President Obama spoke about the newly announced nuclear agreement with Iran in a press conference today.

Obama said that the deal makes the U.S. and the world safer.

He acknowledged that it will require many years of hard work, vigilance and execution, but said the deal is our best means of assuring Iran does not get a nuclear weapon.

"The bottom line is this: This nuclear deal meets the national security interests of the United States and our allies. It prevents the most serious threat, Iran obtaining a nuclear weapon, which would only make the other problems that Iran may cause even worse," Obama said.

The president also took questions from the press. Read some highlights below.

What steps will you take to enable a more moderate Iran? And does this deal allow you to more forcefully counter Iran's destabilizing actions in the region?

"The point I've repeatedly made and, I believe, is hard to dispute is that it will be a lot easier for us to check Iran's nefarious activities, to push back against the other areas where they operate contrary to our interests or our allies' interests if they don't have the bomb."

"Unlike the Cuba situation, we're not normalizing diplomatic relations here. So the contacts will continue to be limited.

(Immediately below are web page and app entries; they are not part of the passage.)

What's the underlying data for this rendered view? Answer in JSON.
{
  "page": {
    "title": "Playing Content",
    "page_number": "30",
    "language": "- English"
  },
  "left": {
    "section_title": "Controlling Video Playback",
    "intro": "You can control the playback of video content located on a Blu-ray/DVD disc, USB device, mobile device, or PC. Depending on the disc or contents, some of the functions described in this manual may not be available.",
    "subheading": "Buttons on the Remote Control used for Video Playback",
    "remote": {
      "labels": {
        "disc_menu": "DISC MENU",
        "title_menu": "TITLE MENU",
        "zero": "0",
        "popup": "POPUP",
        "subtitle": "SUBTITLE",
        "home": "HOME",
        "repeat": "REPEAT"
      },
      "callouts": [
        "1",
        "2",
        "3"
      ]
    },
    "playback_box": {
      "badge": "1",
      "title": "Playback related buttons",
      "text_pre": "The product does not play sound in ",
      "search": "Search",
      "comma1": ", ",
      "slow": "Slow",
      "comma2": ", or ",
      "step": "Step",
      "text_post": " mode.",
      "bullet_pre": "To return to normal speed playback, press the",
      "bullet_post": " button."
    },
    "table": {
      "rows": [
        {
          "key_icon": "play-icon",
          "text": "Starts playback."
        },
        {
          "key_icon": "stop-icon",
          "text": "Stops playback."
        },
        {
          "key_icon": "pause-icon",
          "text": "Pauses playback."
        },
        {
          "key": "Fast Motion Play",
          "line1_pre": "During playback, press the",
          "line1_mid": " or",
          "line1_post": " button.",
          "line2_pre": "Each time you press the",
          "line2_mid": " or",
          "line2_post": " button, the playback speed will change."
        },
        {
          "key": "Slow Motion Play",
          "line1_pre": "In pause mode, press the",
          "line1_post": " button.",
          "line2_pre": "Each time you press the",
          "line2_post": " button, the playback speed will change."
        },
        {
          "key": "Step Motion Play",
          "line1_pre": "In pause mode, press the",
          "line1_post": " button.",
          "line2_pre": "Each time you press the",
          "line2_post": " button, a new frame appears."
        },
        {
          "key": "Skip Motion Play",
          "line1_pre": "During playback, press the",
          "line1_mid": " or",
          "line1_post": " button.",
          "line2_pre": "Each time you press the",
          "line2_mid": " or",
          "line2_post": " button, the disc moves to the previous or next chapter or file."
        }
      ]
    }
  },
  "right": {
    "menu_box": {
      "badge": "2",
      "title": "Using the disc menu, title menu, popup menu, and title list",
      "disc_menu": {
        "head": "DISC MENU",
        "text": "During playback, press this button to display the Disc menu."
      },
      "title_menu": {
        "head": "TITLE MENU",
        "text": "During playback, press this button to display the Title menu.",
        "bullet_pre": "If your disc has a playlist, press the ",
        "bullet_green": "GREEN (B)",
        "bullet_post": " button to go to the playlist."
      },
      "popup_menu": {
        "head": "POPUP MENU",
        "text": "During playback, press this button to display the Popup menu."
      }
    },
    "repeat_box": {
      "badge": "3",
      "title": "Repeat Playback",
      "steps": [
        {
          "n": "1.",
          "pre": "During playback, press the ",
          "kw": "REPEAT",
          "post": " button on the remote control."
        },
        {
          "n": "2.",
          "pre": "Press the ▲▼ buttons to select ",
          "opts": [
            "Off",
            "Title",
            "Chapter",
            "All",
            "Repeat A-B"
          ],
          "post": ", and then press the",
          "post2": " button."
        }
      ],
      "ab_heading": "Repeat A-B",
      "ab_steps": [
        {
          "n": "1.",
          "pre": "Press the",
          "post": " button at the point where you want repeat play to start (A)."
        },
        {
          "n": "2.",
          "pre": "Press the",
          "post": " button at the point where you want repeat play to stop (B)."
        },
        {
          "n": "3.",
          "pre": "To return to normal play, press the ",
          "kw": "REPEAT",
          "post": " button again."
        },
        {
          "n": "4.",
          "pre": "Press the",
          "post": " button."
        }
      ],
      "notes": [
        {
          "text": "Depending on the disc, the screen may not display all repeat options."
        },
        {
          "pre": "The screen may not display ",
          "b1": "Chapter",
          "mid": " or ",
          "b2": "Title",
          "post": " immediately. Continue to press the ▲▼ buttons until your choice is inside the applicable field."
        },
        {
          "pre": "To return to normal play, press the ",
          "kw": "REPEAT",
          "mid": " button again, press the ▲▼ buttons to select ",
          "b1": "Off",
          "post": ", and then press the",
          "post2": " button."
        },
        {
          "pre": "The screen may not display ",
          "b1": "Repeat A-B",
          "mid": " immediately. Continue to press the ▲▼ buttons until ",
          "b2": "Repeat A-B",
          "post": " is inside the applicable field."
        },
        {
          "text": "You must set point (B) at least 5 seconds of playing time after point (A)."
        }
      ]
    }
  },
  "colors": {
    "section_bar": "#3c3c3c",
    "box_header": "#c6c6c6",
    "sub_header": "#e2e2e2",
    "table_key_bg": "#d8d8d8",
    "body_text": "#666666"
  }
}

But will we encourage them to take a more constructive path? Of course. But we're not betting on it."

Does it give you pause to see the deal praised by anti-American leaders in Iran and Syrian dictator Bashar al-Assad while it is being criticized by Israel and many members of the U.S. Congress?

"It does not give me pause that Mr. Assad or others in Tehran may be trying to spin the deal in a way that they think is favorable to what their constituencies want to hear. That's what politicians do."

"Based on the facts, the majority of Congress should approve of this deal. But we live in Washington, and politics do intrude. As I said in an interview yesterday, I am not betting on the Republican Party rallying behind this agreement."

Why did you lift the arms and ballistic missile embargoes? Are you concerned that arms to Iran will go to Hezbollah or Hamas, and what can you or a future president do to stop that?

"What I said to our negotiators was given that Iran has breached trust and the uncertainty of our allies in the region about Iran's activities, let's press for a longer extension of the arms embargo and ballistic missile prohibitions, and we got that."

"My key goal when I turn the keys over to the next president is that we are on track to defeat ISIL, that they are much more contained and we are moving in the right direction there."

Do you believe that the U.S. will need to work directly with Iran to negotiate a political settlement in Syria? And will the fight with ISIS require explicit cooperation with Iran?

"I do agree that we're not going to solve the problems in Syria unless there's buy-in from the Russians, the Iranians, the Turks, our Gulf partners. It's too chaotic, there are too many factions, there's too much money and arms flooding into zone. It's gotten caught up in both sectarian conflict and geopolitical jockeying. And in order for us to resolve it, there's going to have to be agreement among major powers that are interested in Syria that this is not going to be won on the battlefield. So, Iran is one of those players and it's important for them to be part of that conversation."

Can you tell the country why you are content to leave four Americans held captive in Iran out of the nuclear agreement?

"The notion I'm content as I celebrate with American citizens languishing in Iranian jails? That's nonsense. And you should know better. I've met with families of some of those folks. Nobody is content, and our diplomats and our teams are working diligently to try to get them out."

This agreement gives Iran a multi-billion dollar cash windfall. Why are you so confident they will spend that money at home and not on Hezbollah or other proxies?

"Do we think with the sanctions coming down Iran will have some additional resources for its military and for some of the activities in the region that are a threat to us, and threat to allies? I think that is a likelihood that they've got additional resources. Do I think it's a game-changer for them? No."

Are you holding out hope that Iran will suddenly change its behavior?

"No, I'm always hopeful that behavior may change for the sake of the Iranian people, as well as people in the region."

"But I'm not banking on that to say this deal is the right thing to do. Again, it is incumbent on the critics of this deal to explain how an American president is in a worse position 12, 13, 14, 15 years from now if in fact Iran decides to pull out of the MPT, kick out inspectors and go for a nuclear bomb. If that happens, that president will be in a better position than what would have if Iran, as a result of Congress rejecting this deal, decides, 'We're done negotiating, we're going after a bomb right now.'

"The choices would be tougher today than they would be for that president 15 years from now. And I have not yet heard logic that refutes that."